What the task asks
Your reply should hold only the lines from the records below where "zoom" occurs.

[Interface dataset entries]
Segment Open

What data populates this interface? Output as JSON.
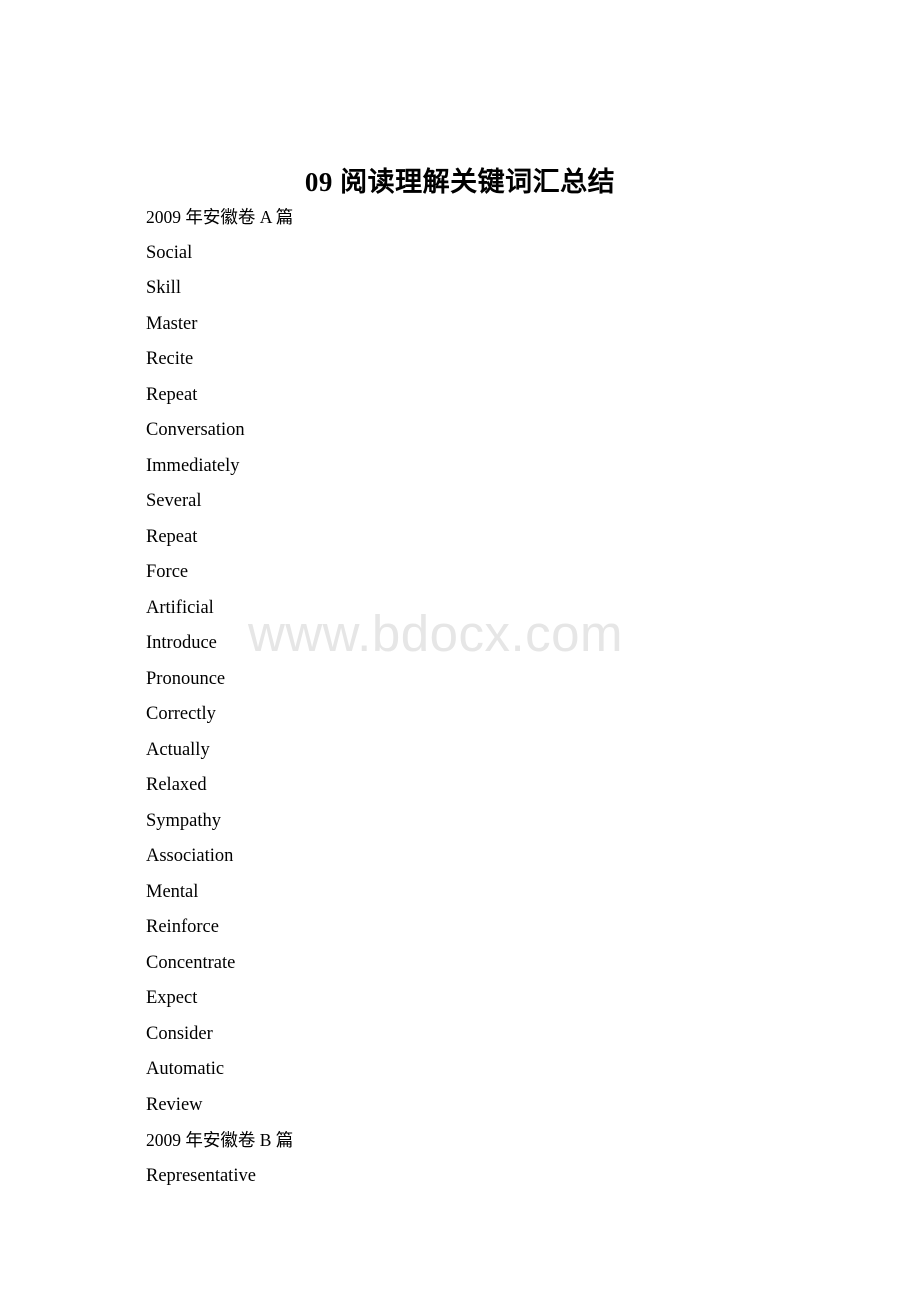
{
  "document": {
    "title": "09 阅读理解关键词汇总结",
    "watermark": "www.bdocx.com",
    "lines": [
      {
        "text": "2009 年安徽卷 A 篇",
        "type": "section-header"
      },
      {
        "text": "Social",
        "type": "word"
      },
      {
        "text": "Skill",
        "type": "word"
      },
      {
        "text": "Master",
        "type": "word"
      },
      {
        "text": "Recite",
        "type": "word"
      },
      {
        "text": "Repeat",
        "type": "word"
      },
      {
        "text": "Conversation",
        "type": "word"
      },
      {
        "text": "Immediately",
        "type": "word"
      },
      {
        "text": "Several",
        "type": "word"
      },
      {
        "text": "Repeat",
        "type": "word"
      },
      {
        "text": "Force",
        "type": "word"
      },
      {
        "text": "Artificial",
        "type": "word"
      },
      {
        "text": "Introduce",
        "type": "word"
      },
      {
        "text": "Pronounce",
        "type": "word"
      },
      {
        "text": "Correctly",
        "type": "word"
      },
      {
        "text": "Actually",
        "type": "word"
      },
      {
        "text": "Relaxed",
        "type": "word"
      },
      {
        "text": "Sympathy",
        "type": "word"
      },
      {
        "text": "Association",
        "type": "word"
      },
      {
        "text": "Mental",
        "type": "word"
      },
      {
        "text": "Reinforce",
        "type": "word"
      },
      {
        "text": "Concentrate",
        "type": "word"
      },
      {
        "text": "Expect",
        "type": "word"
      },
      {
        "text": "Consider",
        "type": "word"
      },
      {
        "text": "Automatic",
        "type": "word"
      },
      {
        "text": "Review",
        "type": "word"
      },
      {
        "text": "2009 年安徽卷 B 篇",
        "type": "section-header"
      },
      {
        "text": "Representative",
        "type": "word"
      }
    ]
  },
  "colors": {
    "text": "#000000",
    "watermark": "#e6e6e6",
    "background": "#ffffff"
  }
}
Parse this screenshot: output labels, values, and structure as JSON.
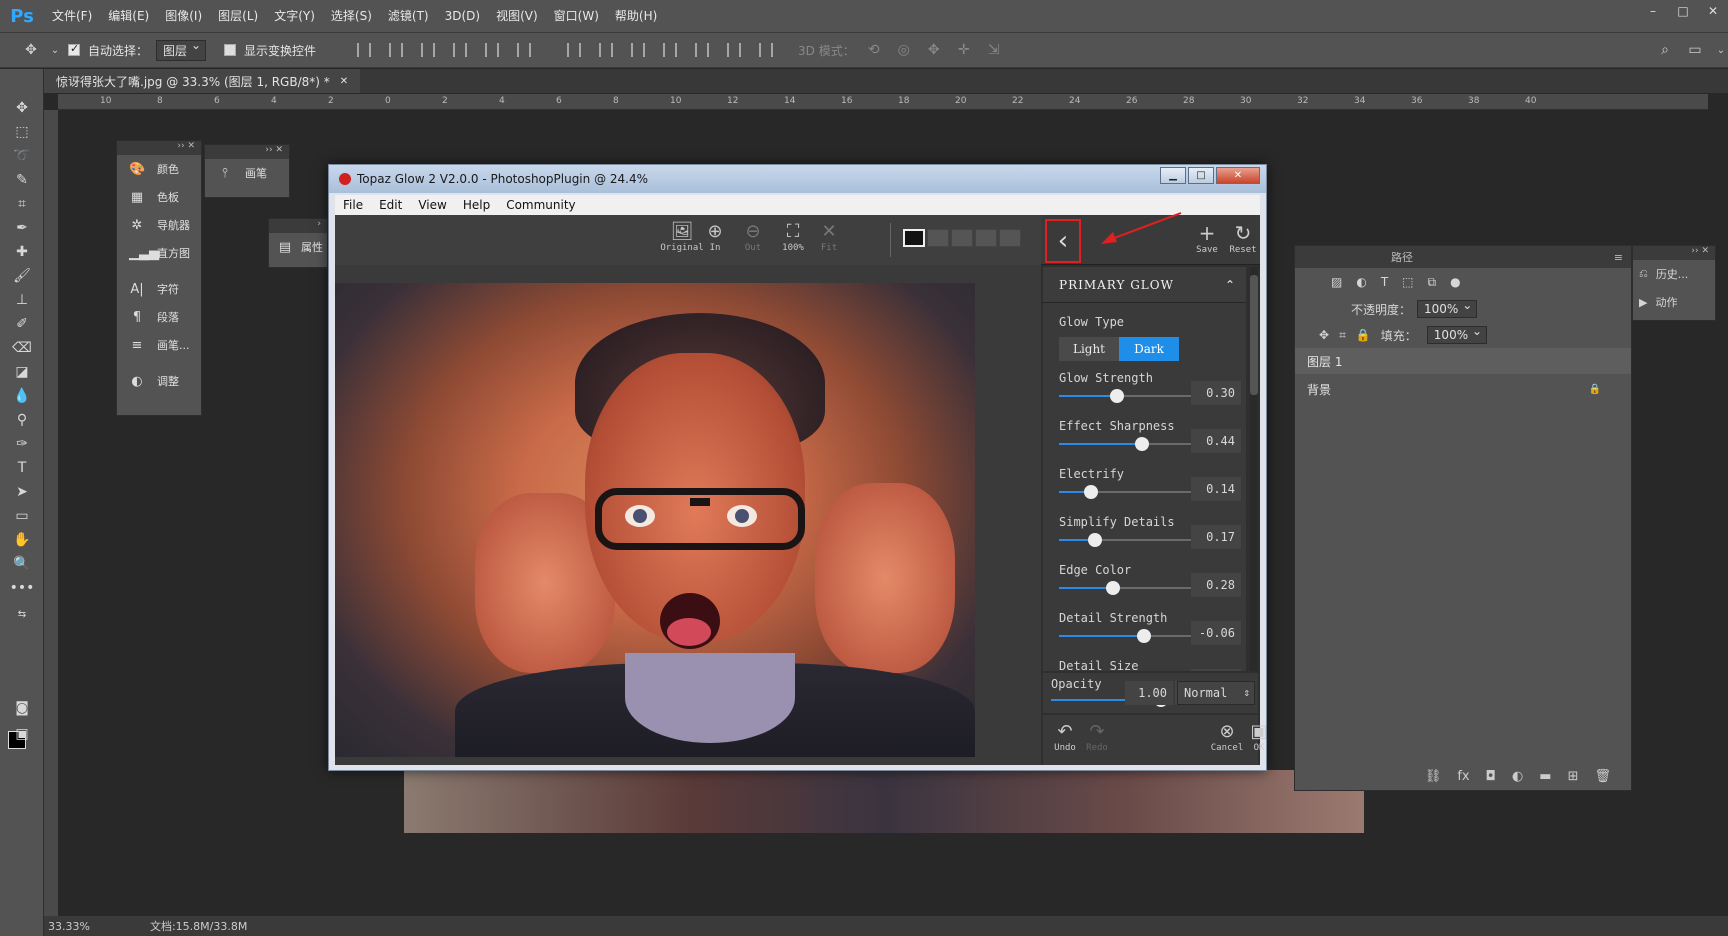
{
  "app": {
    "logo": "Ps",
    "menu": [
      "文件(F)",
      "编辑(E)",
      "图像(I)",
      "图层(L)",
      "文字(Y)",
      "选择(S)",
      "滤镜(T)",
      "3D(D)",
      "视图(V)",
      "窗口(W)",
      "帮助(H)"
    ],
    "window_controls": [
      "–",
      "□",
      "✕"
    ]
  },
  "options": {
    "auto_select_label": "自动选择：",
    "auto_select_target": "图层",
    "show_transform_label": "显示变换控件",
    "mode_3d_label": "3D 模式："
  },
  "document": {
    "tab_title": "惊讶得张大了嘴.jpg @ 33.3% (图层 1, RGB/8*) *",
    "tab_close": "✕",
    "zoom": "33.33%",
    "doc_size": "文档:15.8M/33.8M"
  },
  "ruler_ticks": [
    "10",
    "8",
    "6",
    "4",
    "2",
    "0",
    "2",
    "4",
    "6",
    "8",
    "10",
    "12",
    "14",
    "16",
    "18",
    "20",
    "22",
    "24",
    "26",
    "28",
    "30",
    "32",
    "34",
    "36",
    "38",
    "40"
  ],
  "floating_panel_1": {
    "items": [
      {
        "icon": "palette-icon",
        "glyph": "🎨",
        "label": "颜色"
      },
      {
        "icon": "swatches-icon",
        "glyph": "▦",
        "label": "色板"
      },
      {
        "icon": "navigator-icon",
        "glyph": "✲",
        "label": "导航器"
      },
      {
        "icon": "histogram-icon",
        "glyph": "▁▃▅",
        "label": "直方图"
      },
      {
        "icon": "character-icon",
        "glyph": "A|",
        "label": "字符"
      },
      {
        "icon": "paragraph-icon",
        "glyph": "¶",
        "label": "段落"
      },
      {
        "icon": "brush-settings-icon",
        "glyph": "≡",
        "label": "画笔..."
      },
      {
        "icon": "adjustments-icon",
        "glyph": "◐",
        "label": "调整"
      }
    ]
  },
  "floating_panel_2": {
    "label": "画笔"
  },
  "floating_panel_3": {
    "label": "属性"
  },
  "layers": {
    "tab_paths": "路径",
    "opacity_label": "不透明度：",
    "opacity_value": "100%",
    "fill_label": "填充：",
    "fill_value": "100%",
    "rows": [
      {
        "name": "图层 1",
        "selected": true
      },
      {
        "name": "背景",
        "selected": false,
        "locked": true
      }
    ]
  },
  "history": {
    "items": [
      {
        "icon": "history-icon",
        "label": "历史..."
      },
      {
        "icon": "play-icon",
        "label": "动作"
      }
    ]
  },
  "topaz": {
    "title": "Topaz Glow 2 V2.0.0 - PhotoshopPlugin @ 24.4%",
    "menu": [
      "File",
      "Edit",
      "View",
      "Help",
      "Community"
    ],
    "view_buttons": [
      {
        "icon": "image-icon",
        "glyph": "🖼",
        "label": "Original",
        "dim": false
      },
      {
        "icon": "zoom-in-icon",
        "glyph": "⊕",
        "label": "In",
        "dim": false
      },
      {
        "icon": "zoom-out-icon",
        "glyph": "⊖",
        "label": "Out",
        "dim": true
      },
      {
        "icon": "fit-100-icon",
        "glyph": "⛶",
        "label": "100%",
        "dim": false
      },
      {
        "icon": "fit-icon",
        "glyph": "✕",
        "label": "Fit",
        "dim": true
      }
    ],
    "side_buttons": [
      {
        "icon": "plus-icon",
        "glyph": "+",
        "label": "Save"
      },
      {
        "icon": "reset-icon",
        "glyph": "↻",
        "label": "Reset"
      }
    ],
    "section_title": "PRIMARY GLOW",
    "glow_type_label": "Glow Type",
    "glow_type_options": [
      "Light",
      "Dark"
    ],
    "glow_type_selected": "Dark",
    "sliders": [
      {
        "label": "Glow Strength",
        "value": "0.30",
        "fraction": 0.32
      },
      {
        "label": "Effect Sharpness",
        "value": "0.44",
        "fraction": 0.46
      },
      {
        "label": "Electrify",
        "value": "0.14",
        "fraction": 0.18
      },
      {
        "label": "Simplify Details",
        "value": "0.17",
        "fraction": 0.2
      },
      {
        "label": "Edge Color",
        "value": "0.28",
        "fraction": 0.3
      },
      {
        "label": "Detail Strength",
        "value": "-0.06",
        "fraction": 0.47
      },
      {
        "label": "Detail Size",
        "value": "",
        "fraction": 0.5
      }
    ],
    "opacity": {
      "label": "Opacity",
      "value": "1.00",
      "fraction": 1.0
    },
    "blend_mode": "Normal",
    "bottom_buttons": [
      {
        "icon": "undo-icon",
        "glyph": "↶",
        "label": "Undo",
        "dim": false
      },
      {
        "icon": "redo-icon",
        "glyph": "↷",
        "label": "Redo",
        "dim": true
      },
      {
        "icon": "cancel-icon",
        "glyph": "⊗",
        "label": "Cancel",
        "dim": false
      },
      {
        "icon": "ok-save-icon",
        "glyph": "▣",
        "label": "OK",
        "dim": false
      }
    ]
  },
  "colors": {
    "accent": "#1e8ee8",
    "annotation": "#e02020"
  }
}
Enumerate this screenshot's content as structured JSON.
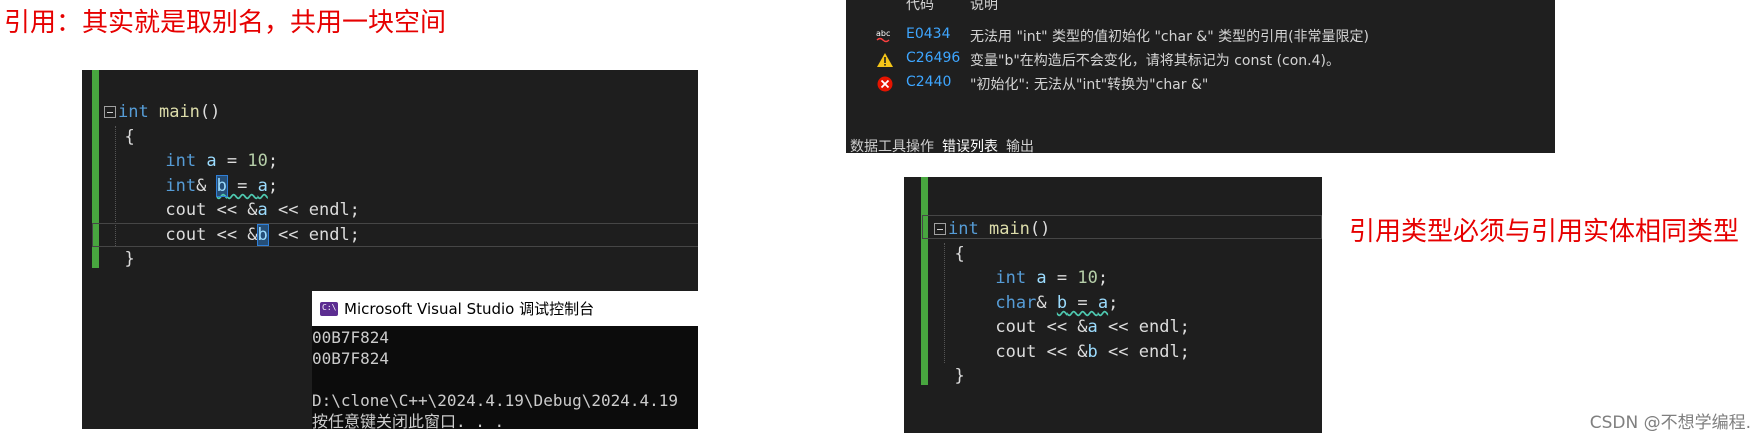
{
  "titles": {
    "left": "引用：其实就是取别名，共用一块空间",
    "right": "引用类型必须与引用实体相同类型"
  },
  "code_left": {
    "line1": {
      "kw": "int",
      "fn": "main",
      "rest": "()"
    },
    "line2": "{",
    "line3": {
      "kw": "int",
      "var": "a",
      "op": " = ",
      "num": "10",
      "end": ";"
    },
    "line4": {
      "kw": "int",
      "amp": "& ",
      "var": "b",
      "op": " = ",
      "var2": "a",
      "end": ";"
    },
    "line5": {
      "pre": "cout << &",
      "var": "a",
      "post": " << endl;"
    },
    "line6": {
      "pre": "cout << &",
      "var": "b",
      "post": " << endl;"
    },
    "line7": "}"
  },
  "console": {
    "title": "Microsoft Visual Studio 调试控制台",
    "lines": [
      "00B7F824",
      "00B7F824",
      "",
      "D:\\clone\\C++\\2024.4.19\\Debug\\2024.4.19",
      "按任意键关闭此窗口. . ."
    ]
  },
  "error_list": {
    "header_code": "代码",
    "header_desc": "说明",
    "rows": [
      {
        "icon": "abc-icon",
        "code": "E0434",
        "desc": "无法用 \"int\" 类型的值初始化 \"char &\" 类型的引用(非常量限定)"
      },
      {
        "icon": "warning-icon",
        "code": "C26496",
        "desc": "变量\"b\"在构造后不会变化，请将其标记为 const (con.4)。"
      },
      {
        "icon": "error-icon",
        "code": "C2440",
        "desc": "\"初始化\": 无法从\"int\"转换为\"char &\""
      }
    ],
    "tabs": [
      "数据工具操作",
      "错误列表",
      "输出"
    ]
  },
  "code_right": {
    "line1": {
      "kw": "int",
      "fn": "main",
      "rest": "()"
    },
    "line2": "{",
    "line3": {
      "kw": "int",
      "var": "a",
      "op": " = ",
      "num": "10",
      "end": ";"
    },
    "line4": {
      "kw": "char",
      "amp": "& ",
      "var": "b",
      "op": " = ",
      "var2": "a",
      "end": ";"
    },
    "line5": {
      "pre": "cout << &",
      "var": "a",
      "post": " << endl;"
    },
    "line6": {
      "pre": "cout << &",
      "var": "b",
      "post": " << endl;"
    },
    "line7": "}"
  },
  "watermark": "CSDN @不想学编程.",
  "colors": {
    "accent_red": "#e60000",
    "gutter_green": "#48a63f",
    "keyword_blue": "#569cd6"
  }
}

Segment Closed

The answer
    "zoom": "33.33%",
        "icon": "zoom-in-icon",
        "icon": "zoom-out-icon",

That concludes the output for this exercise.